    Now, I'm not a "backup." I'm not trying to work my way to the beat. I'm more of a GA/enterprise guy. We have separate beat writers for all the major sports (basketball, football, baseball, women's basketball and one other that's big here).

    For those in a similar position, what's the etiquette? Sometimes I feel bad that I'm not as "plugged in" as the beat guys. Like I'm not a good enough reporter or something and not as "well-sourced" as I should be.

    On the other hand, I'm not interested in stepping on their toes. If I was a beat guy, I'd want others to let me handle it. You don't want other staffers mucking things up for you - or even having their own "guys" that are loyal to secondary guy instead of you.

    Anyway ... you get the point.
  2. forever_town

    forever_town Active Member

    Sounds to me like you have advantages and disadvantages as a GA reporter.

    On the one hand, you'll have your hands in more pies, so to speak. It can give you the opportunity to be at least somewhat familiar with more areas than a beat writer is. Granted, you wouldn't have the advantage of being intimately familiar with a particular team. You could be generally familiar with several.

    The disadvantage, of course, is that you would be unable to have specific sources as a rule. Because you're a generalist, you don't have the advantage of building relationships with anyone you encounter as part of your beat.

    I don't think you're stepping on toes as long as you don't consciously try to get into the goings on of the beat without the beat writer's or the SE's consent.
  3. Ace

    Ace Well-Known Member

    I would be there when the crap flies on basketball and football -- pass along any tips.

    If you want to do some kind of feature or enterprise story -- look for something on the athletic program in general // academic tutoring -- what is the most popular major (and what do they take in criminal justice and communications anyway) -- where the money goes, etc.

    Beat writers aren't gonna want to touch those.

    If you want features and such, I'd look to see if there are interesting stories from tennis, golf, lacrosse, rowing, rifle, bowling, track, etc. Gotta be some good stories.
  4. awriter

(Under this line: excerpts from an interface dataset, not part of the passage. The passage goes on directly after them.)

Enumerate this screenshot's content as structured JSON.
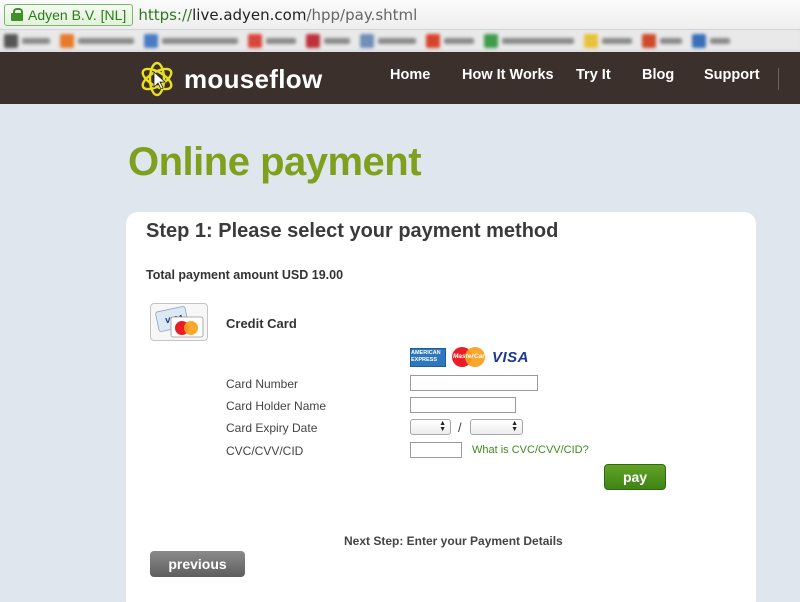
{
  "browser": {
    "identity": "Adyen B.V. [NL]",
    "url_protocol": "https://",
    "url_host": "live.adyen.com",
    "url_path": "/hpp/pay.shtml"
  },
  "header": {
    "logo_text": "mouseflow",
    "nav": [
      {
        "label": "Home"
      },
      {
        "label": "How It Works"
      },
      {
        "label": "Try It"
      },
      {
        "label": "Blog"
      },
      {
        "label": "Support"
      }
    ]
  },
  "page": {
    "title": "Online payment",
    "step_title": "Step 1: Please select your payment method",
    "total": "Total payment amount USD 19.00"
  },
  "payment_method": {
    "label": "Credit Card",
    "brands": [
      "AMERICAN EXPRESS",
      "MasterCard",
      "VISA"
    ],
    "fields": [
      {
        "label": "Card Number",
        "value": ""
      },
      {
        "label": "Card Holder Name",
        "value": ""
      },
      {
        "label": "Card Expiry Date",
        "month": "",
        "year": ""
      },
      {
        "label": "CVC/CVV/CID",
        "value": ""
      }
    ],
    "expiry_separator": "/",
    "help_link": "What is CVC/CVV/CID?",
    "pay_button": "pay"
  },
  "footer": {
    "next_step": "Next Step: Enter your Payment Details",
    "previous_button": "previous"
  },
  "colors": {
    "brand_green": "#7ea01c",
    "header_brown": "#3b302b",
    "pay_green": "#4f9320",
    "link_green": "#3f8a1c"
  }
}
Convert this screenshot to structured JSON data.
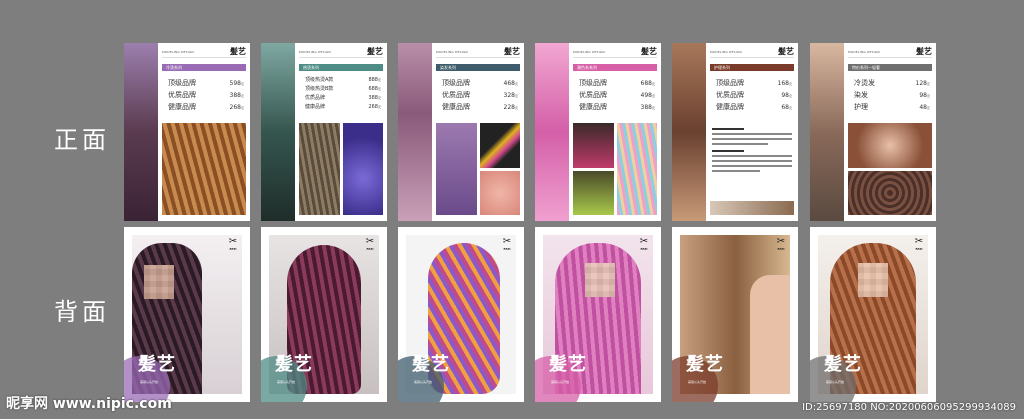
{
  "side_labels": {
    "front": "正面",
    "back": "背面"
  },
  "brand": "髪艺",
  "header_tiny": "MODELING DESIGN",
  "back_logo_text": "FATI",
  "back_title": "髪艺",
  "back_subtitle": "美丽从头开始",
  "front_cards": [
    {
      "series": "冷烫系列",
      "bar_color": "#9a6bb5",
      "items": [
        {
          "name": "顶级品牌",
          "price": "598",
          "unit": "元"
        },
        {
          "name": "优质品牌",
          "price": "388",
          "unit": "元"
        },
        {
          "name": "健康品牌",
          "price": "268",
          "unit": "元"
        }
      ]
    },
    {
      "series": "热烫系列",
      "bar_color": "#4e8c86",
      "items": [
        {
          "name": "顶级热烫A款",
          "price": "888",
          "unit": "元"
        },
        {
          "name": "顶级热烫B款",
          "price": "688",
          "unit": "元"
        },
        {
          "name": "优质品牌",
          "price": "388",
          "unit": "元"
        },
        {
          "name": "健康品牌",
          "price": "268",
          "unit": "元"
        }
      ]
    },
    {
      "series": "染发系列",
      "bar_color": "#3f5c6c",
      "items": [
        {
          "name": "顶级品牌",
          "price": "468",
          "unit": "元"
        },
        {
          "name": "优质品牌",
          "price": "328",
          "unit": "元"
        },
        {
          "name": "健康品牌",
          "price": "228",
          "unit": "元"
        }
      ]
    },
    {
      "series": "潮色系系列",
      "bar_color": "#d65fa7",
      "items": [
        {
          "name": "顶级品牌",
          "price": "688",
          "unit": "元"
        },
        {
          "name": "优质品牌",
          "price": "498",
          "unit": "元"
        },
        {
          "name": "健康品牌",
          "price": "388",
          "unit": "元"
        }
      ]
    },
    {
      "series": "护理系列",
      "bar_color": "#7a3b2a",
      "items": [
        {
          "name": "顶级品牌",
          "price": "168",
          "unit": "元"
        },
        {
          "name": "优质品牌",
          "price": "98",
          "unit": "元"
        },
        {
          "name": "健康品牌",
          "price": "68",
          "unit": "元"
        }
      ]
    },
    {
      "series": "特价系列—轻奢",
      "bar_color": "#6f6f6f",
      "items": [
        {
          "name": "冷烫发",
          "price": "128",
          "unit": "元"
        },
        {
          "name": "染发",
          "price": "98",
          "unit": "元"
        },
        {
          "name": "护理",
          "price": "48",
          "unit": "元"
        }
      ]
    }
  ],
  "watermark": {
    "left": "昵享网 www.nipic.com",
    "right": "ID:25697180 NO:20200606095299934089"
  },
  "colors": {
    "background": "#7e7e7e"
  }
}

    awriter Active Member

    I'm not sure I understand your dilemma. If you're asking whether you should be developing sources, the answer is yes. If you're asking if you should be worried about the minutiae (sp?) that goes with a beat, the answer is no. And if you're asking if you should be afraid to break news, the answer is no.
  5. zebracoy

    zebracoy Guest

    If you're going to be the GA guy working on assignments and are worried about infringing upon the beat writers, just ask what they think when you come up with a story. If they like it and want to do it, they do it. If they like it and can't do it, you do it. If they don't like it but your SE does, ask SE and then follow SE's advice.

    This seems simple to me.
  6. Mizzougrad96

    Mizzougrad96 Active Member

    Find out what the main guy hates to do and then offer to do that... How can they accuse you of stepping on toes when you're doing what they don't want to do?

    In my situation early in my career, I wound up writing all of the baseball features so the beat writer could just worry about news and game coverage... He would do the tedious day-to-day stuff (which he loved) and I would do the Sunday takeout. You'd be surprised how many beat writers hate writing features.
  7. Armchair_QB

    Armchair_QB Well-Known Member

    Given that most college town papers aren't real big I'm shocked you have five separate beat guys for the school. How do you cover local HS stuff?
  8. Mizzougrad96

    Mizzougrad96 Active Member

    Ever heard of the SEC?
  9. dixiehack

    dixiehack Well-Known Member

    Yes. And in this two-team state, everybody is pulling double duty with football and men's hoops, never mind the minor sports.
  10. Mizzougrad96

    Mizzougrad96 Active Member

    At most bigger college town papers, they have a football writer who does nothing but football. A men's basketball writer who also helps cover football. A women's basketball writer who probably also covers volleyball. A baseball writer who also covers some other lesser sport in the fall and sometimes there is a guy who has to do all of the little sports.

    The entire staff probably works home football games and 3/4 of the staff work men's hoops games. I know of places that travel everybody but one to road football games, and these are papers with a circulation under 40K.
Draft saved Draft deleted

Share This Page